When the doctor said, you need to exercise she said, “The only exercise I need is lifting the spoon to my mouth.” Later, after the brain tumor was removed from her head, she was sent to rehab. But she didn’t like the exercises they required—it wasn’t enough like lifting a spoon. She refused to do them. And they sent her to the nursing home where she remains today.

Yesterday, I reread the poem, “Instants,” by Jorge Luis Borges

Instants (minus the line breaks, which I tried twice to fix and it wouldn't fix!)

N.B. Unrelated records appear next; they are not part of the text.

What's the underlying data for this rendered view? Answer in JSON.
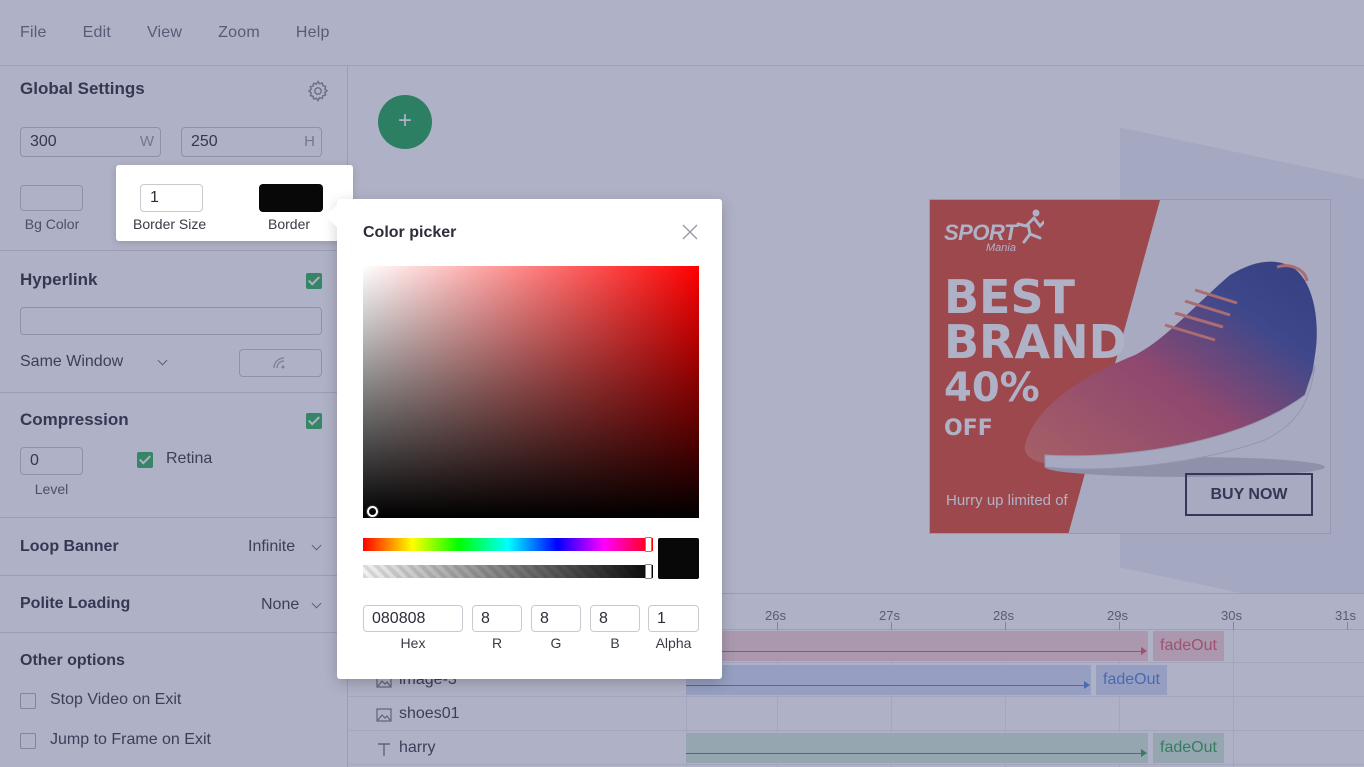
{
  "menu": [
    "File",
    "Edit",
    "View",
    "Zoom",
    "Help"
  ],
  "sidebar": {
    "global_title": "Global Settings",
    "width_value": "300",
    "width_suffix": "W",
    "height_value": "250",
    "height_suffix": "H",
    "bg_color_label": "Bg Color",
    "hyperlink_title": "Hyperlink",
    "hyperlink_value": "",
    "same_window": "Same Window",
    "compression_title": "Compression",
    "level_value": "0",
    "level_label": "Level",
    "retina_label": "Retina",
    "loop_title": "Loop Banner",
    "loop_value": "Infinite",
    "polite_title": "Polite Loading",
    "polite_value": "None",
    "other_title": "Other options",
    "stop_video": "Stop Video on Exit",
    "jump_frame": "Jump to Frame on Exit"
  },
  "border_popup": {
    "size_value": "1",
    "size_label": "Border Size",
    "border_label": "Border",
    "border_color": "#080808"
  },
  "color_picker": {
    "title": "Color picker",
    "hex_value": "080808",
    "r_value": "8",
    "g_value": "8",
    "b_value": "8",
    "alpha_value": "1",
    "hex_label": "Hex",
    "r_label": "R",
    "g_label": "G",
    "b_label": "B",
    "alpha_label": "Alpha"
  },
  "banner": {
    "logo": "SPORT",
    "logo_sub": "Mania",
    "line1": "BEST",
    "line2": "BRAND",
    "line3": "40%",
    "line4": "OFF",
    "hurry": "Hurry up limited of",
    "buy": "BUY NOW"
  },
  "timeline": {
    "ticks": [
      "26s",
      "27s",
      "28s",
      "29s",
      "30s",
      "31s"
    ],
    "layers": [
      {
        "name": "",
        "effect": "fadeOut",
        "color": "#e35a67"
      },
      {
        "name": "image-3",
        "effect": "fadeOut",
        "color": "#4f86d8"
      },
      {
        "name": "shoes01",
        "effect": "",
        "color": ""
      },
      {
        "name": "harry",
        "effect": "fadeOut",
        "color": "#2ea653"
      }
    ]
  },
  "colors": {
    "accent_green": "#1fa955",
    "overlay": "#40447a"
  }
}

If I could live again my life, In the next - I'll try, - to make more mistakes, I won't try to be so perfect, I'll be more relaxed, I'll be more full - than I am now, In fact, I'll take fewer things seriously, I'll be less hygenic, I'll take more risks, I'll take more trips, I'll watch more sunsets, I'll climb more mountains, I'll swim more rivers, I'll go to more places - I've never been, I'll eat more ice creams and less (lime) beans, I'll have more real problems - and less imaginary ones, I was one of those people who live prudent and prolific lives - each minute of his life, Offcourse that I had moments of joy - but, if I could go back I'll try to have only good moments, If you don't know - thats what life is made of, Don't lose the now! I was one of those who never goes anywhere without a thermometer, without a hot-water bottle, and without an umberella and without a parachute, If I could live again - I will travel light, If I could live again - I'll try to work bare feet at the beginning of spring till the end of autumn, I'll ride more carts, I'll watch more sunrises and play with more children,
If I have the life to live - but now I am 85,
- and I know that I am dying ...

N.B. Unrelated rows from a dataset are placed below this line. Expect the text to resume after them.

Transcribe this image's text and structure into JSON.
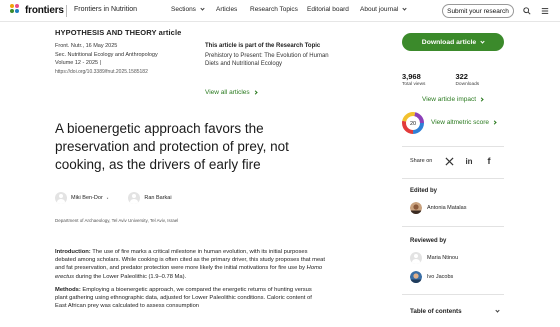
{
  "topbar": {
    "logo_text": "frontiers",
    "journal": "Frontiers in Nutrition",
    "nav": [
      {
        "label": "Sections",
        "has_dropdown": true
      },
      {
        "label": "Articles",
        "has_dropdown": false
      },
      {
        "label": "Research Topics",
        "has_dropdown": false
      },
      {
        "label": "Editorial board",
        "has_dropdown": false
      },
      {
        "label": "About journal",
        "has_dropdown": true
      }
    ],
    "submit_label": "Submit your research",
    "icons": [
      "search-icon",
      "menu-icon"
    ]
  },
  "article": {
    "type": "HYPOTHESIS AND THEORY article",
    "meta": {
      "line1": "Front. Nutr., 16 May 2025",
      "line2": "Sec. Nutritional Ecology and Anthropology",
      "line3": "Volume 12 - 2025 |",
      "doi": "https://doi.org/10.3389/fnut.2025.1585182"
    },
    "research_topic": {
      "heading": "This article is part of the Research Topic",
      "name": "Prehistory to Present: The Evolution of Human Diets and Nutritional Ecology",
      "view_all": "View all articles"
    },
    "title": "A bioenergetic approach favors the preservation and protection of prey, not cooking, as the drivers of early fire",
    "authors": [
      {
        "name": "Miki Ben-Dor",
        "sup": "*"
      },
      {
        "name": "Ran Barkai",
        "sup": ""
      }
    ],
    "affiliation": "Department of Archaeology, Tel Aviv University, Tel Aviv, Israel",
    "abstract": {
      "intro_label": "Introduction:",
      "intro_text_1": " The use of fire marks a critical milestone in human evolution, with its initial purposes debated among scholars. While cooking is often cited as the primary driver, this study proposes that meat and fat preservation, and predator protection were more likely the initial motivations for fire use by ",
      "intro_italic": "Homo erectus",
      "intro_text_2": " during the Lower Paleolithic (1.9–0.78 Ma).",
      "methods_label": "Methods:",
      "methods_text": " Employing a bioenergetic approach, we compared the energetic returns of hunting versus plant gathering using ethnographic data, adjusted for Lower Paleolithic conditions. Caloric content of East African prey was calculated to assess consumption"
    }
  },
  "sidebar": {
    "download_label": "Download article",
    "stats": [
      {
        "value": "3,968",
        "label": "Total views"
      },
      {
        "value": "322",
        "label": "Downloads"
      }
    ],
    "impact_label": "View article impact",
    "altmetric_score": "20",
    "altmetric_label": "View altmetric score",
    "share_label": "Share on",
    "share_icons": [
      "x-icon",
      "linkedin-icon",
      "facebook-icon"
    ],
    "edited_by_label": "Edited by",
    "editor": "Antonia Matalas",
    "reviewed_by_label": "Reviewed by",
    "reviewers": [
      "Maria Ntinou",
      "Ivo Jacobs"
    ],
    "toc_label": "Table of contents"
  },
  "colors": {
    "accent_green": "#3b8a2b",
    "link_green": "#2a7a1f"
  }
}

Jorge Luis Borges

I’ve always liked that poem. But I think we need to make the right choices. To balance work with play (“All work and not play makes Jack a dull boy” [or Jill a dull girl]—but the converse is also true.). We need to balance seeking pleasure with taking care of ourselves.

Pam reminds me that the pleasure of instants need not come from lack of exercise and rich chocolaty desserts:

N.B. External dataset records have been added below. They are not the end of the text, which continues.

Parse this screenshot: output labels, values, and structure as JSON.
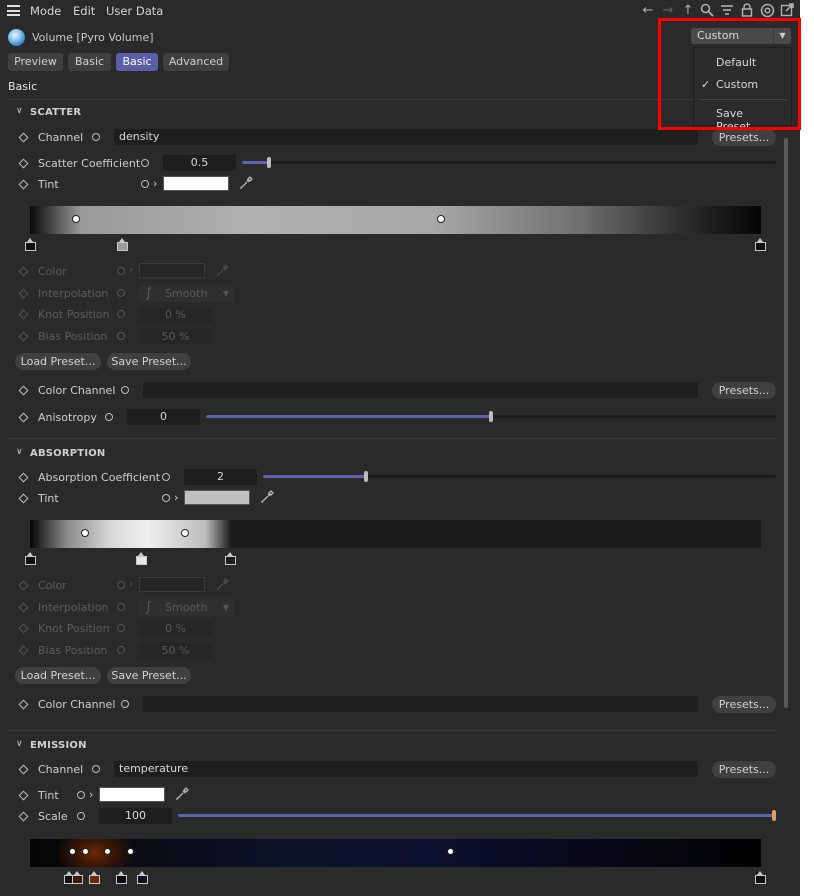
{
  "menu": {
    "mode": "Mode",
    "edit": "Edit",
    "user_data": "User Data"
  },
  "object": {
    "title": "Volume [Pyro Volume]"
  },
  "preset_dropdown": {
    "selected": "Custom",
    "options": [
      {
        "label": "Default",
        "checked": false
      },
      {
        "label": "Custom",
        "checked": true
      },
      {
        "label": "Save Preset...",
        "checked": false
      }
    ]
  },
  "tabs": [
    {
      "label": "Preview",
      "active": false
    },
    {
      "label": "Basic",
      "active": false
    },
    {
      "label": "Basic",
      "active": true
    },
    {
      "label": "Advanced",
      "active": false
    }
  ],
  "section_title": "Basic",
  "scatter": {
    "title": "SCATTER",
    "channel_label": "Channel",
    "channel_value": "density",
    "presets_label": "Presets...",
    "coef_label": "Scatter Coefficient",
    "coef_value": "0.5",
    "coef_slider_fraction": 0.05,
    "tint_label": "Tint",
    "tint_color": "#ffffff",
    "color_label": "Color",
    "interp_label": "Interpolation",
    "interp_value": "Smooth",
    "knot_label": "Knot Position",
    "knot_value": "0 %",
    "bias_label": "Bias Position",
    "bias_value": "50 %",
    "load_preset": "Load Preset...",
    "save_preset": "Save Preset...",
    "color_channel_label": "Color Channel",
    "color_channel_presets": "Presets...",
    "aniso_label": "Anisotropy",
    "aniso_value": "0",
    "aniso_slider_fraction": 0.5
  },
  "absorption": {
    "title": "ABSORPTION",
    "coef_label": "Absorption Coefficient",
    "coef_value": "2",
    "coef_slider_fraction": 0.2,
    "tint_label": "Tint",
    "tint_color": "#c0c0c0",
    "color_label": "Color",
    "interp_label": "Interpolation",
    "interp_value": "Smooth",
    "knot_label": "Knot Position",
    "knot_value": "0 %",
    "bias_label": "Bias Position",
    "bias_value": "50 %",
    "load_preset": "Load Preset...",
    "save_preset": "Save Preset...",
    "color_channel_label": "Color Channel",
    "color_channel_presets": "Presets..."
  },
  "emission": {
    "title": "EMISSION",
    "channel_label": "Channel",
    "channel_value": "temperature",
    "presets_label": "Presets...",
    "tint_label": "Tint",
    "tint_color": "#ffffff",
    "scale_label": "Scale",
    "scale_value": "100",
    "scale_slider_fraction": 1.0
  }
}
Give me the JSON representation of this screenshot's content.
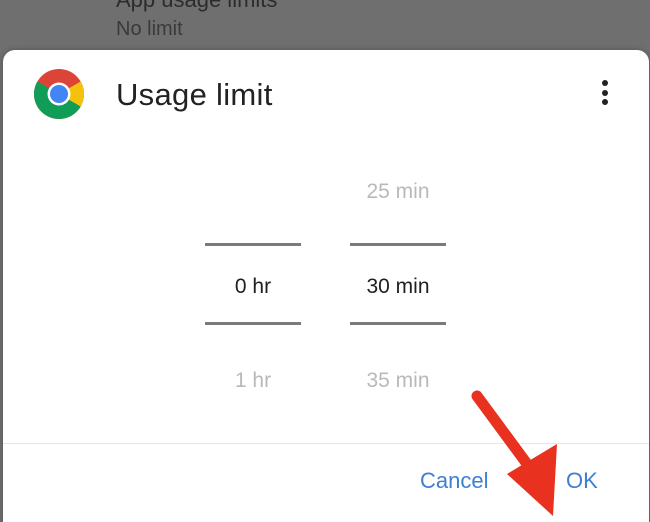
{
  "background_setting": {
    "title": "App usage limits",
    "subtitle": "No limit"
  },
  "dialog": {
    "title": "Usage limit",
    "app_icon": "chrome-icon",
    "menu_icon": "more-vert-icon"
  },
  "picker": {
    "hours": {
      "selected": "0 hr",
      "next": "1 hr"
    },
    "minutes": {
      "previous": "25 min",
      "selected": "30 min",
      "next": "35 min"
    }
  },
  "actions": {
    "cancel_label": "Cancel",
    "ok_label": "OK"
  },
  "colors": {
    "accent": "#3f7fd0",
    "annotation_arrow": "#e8321f"
  }
}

"You have the equipment for JOY -- eyes, ears, and an experiencedappreciation meter -- to get highs, off and on all day long :the light fingering the row of books, the drops of rain on theclothesline, the long shadow the pebble casts at dawn, thependulum swing of a wasp settling in for a drink at the birdbath, the crunch, and spurt of juice and scent, as you bite theapple, the addictive sweetness of the ripe plum and the breathtakingway it pulls off the secret in the center, the hazybloom on the grape, the coiling circles behind your dug paddlewhen canoeing, the -- oh, on and on." (Quote from Pam and yes I also posted it on Silk Creek Portal)

Here's to an appropriate, joyful healthy balance in our lives.


peacorpus said...

Yes, I will drink to that!!

Mary Stebbins Taitt said...

(but not too much! LOL! "Moderation," as my father used to say, "in all things." Well, an appropriate balance, anyway!) thanks for the comment. Mary

Anonymous said...

I like Pam's musings. Very seductive.
This is a time for me of maintaining a critical balance as there is less abundance of the sort I grew used to over the past 5 years. Over the past 5 months I have learned to adjust on a number of levels. I experience the expected depressions and anxieties but the are not the crushing kind I used to fear and worry about. We all have a capacity to change and adapt to a changing world. Finding the strength and will to overcome worry and fear is hard. It is there. Sometimes "searching" for it is counterproductive. Sort of like looking for the feeling that resonates within. There must be a time for quiet rest time.
Like night and day. Winter and summer.

Mary Stebbins Taitt said...

Ah, yes, a time for everything, a time to be born and a time to die, a time to dance and a time to refrain from dancing.

Mary Stebbins Taitt said...

Sometimes, it is hard to let go enough to accept the time that is at hand.

peacorpus said...

to anonymous:

Well, it's good for you to feel this way now. I know this must be a hard time, but well, you said you are coping, and that is good. Since you said you have the capacity to change and adapt to the changes, maybe it will be better to gear towards that end. And yes, always believe that you will find the strength and the will to overcome worry and fear. That it is not that hard to do after all. Good luck on all your endeavors. And bear in mind that friends will always be here for you.

Mary Stebbins Taitt said...

Yes, I agree, there are friends who care about you.